Firstly, I’d like to say that despite the dual-ganged Drive control, the Tribute is not based on one of those “K-style” overdrives. While that circuit is great, it just wasn’t what I was after. However, I did borrow one thing from that circuit: the charge pump. +18V and -9V (27V rail-to-rail) is just about the maximum I could push the charge pump while allocating enough current to supply the rest of the circuit and not melting the ICs.
The front end of the Tribute is front-loaded with a very powerful transistorized buffer circuit, which is, might I say… overengineered… in a good way? It uses a lot of components for a seemingly inconsequential payout, which is an extremely transparent and warm rendition of your dry tone. This preps your circuit for the split into clean and drive pathways to maintain maximum signal integrity while avoiding a tone-sucking passive split. It also runs at +18V internally.
One of Catalinbread’s earliest designs that I remember playing was the VariOboost; the shop I worked at had an original “horizontal” model and I always liked that circuit quite a bit. By itself it was great, but when paired with a dirt circuit the results were unquestionably stellar. Now that I find myself able to work with that IP, putting it into this circuit was a no-brainer.
In my prototype drive circuit, I used a two-band passive tone stack; and while that did the job well enough, I always wanted a more precision control with a ton of power. That’s where the VariOboost comes in. Unlike the original, the second half of the Tribute runs on the same supercharged 27 R2R volts for a high-headroom version of our original circuit. This ensures that it will envelop anything you throw at it with ease.
This design pays tribute to my pedal from long ago, to the amazing VariOboost, to Tom, and to you, the player that deserves such a device. I now defer to you and your equipment.
The Tribute ONLY accepts a 9V center-negative DC power supply capable of supplying at least 50mA of current (over is fine). Plugging in anything other than this (center-positive, AC, higher voltage) will damage the pedal, perhaps irreparably. And if that happens, you are guaranteed to have a bad time. Check your supply and make sure it says all the right stuff. Plugging in the wrong supply will void the warranty and possibly let the magic smoke out. Neither are desirable.

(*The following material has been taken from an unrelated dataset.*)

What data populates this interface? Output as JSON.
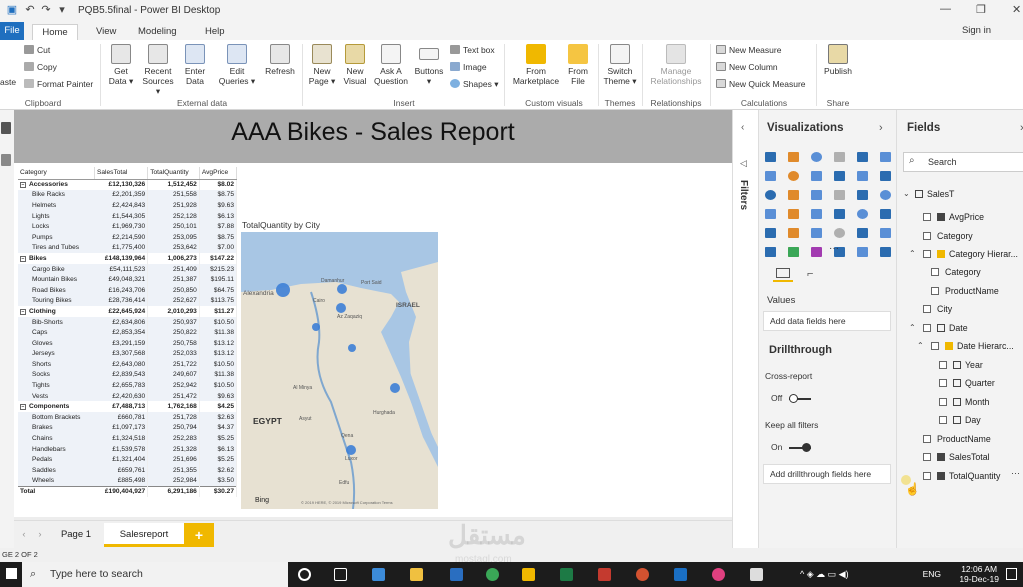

Input impedance: 1.6M
Output impedance: 8K
Current draw: 50mA
Dimensions: 4.33” x 2.36” x 1.96” (110mm x 60mm x 50mm)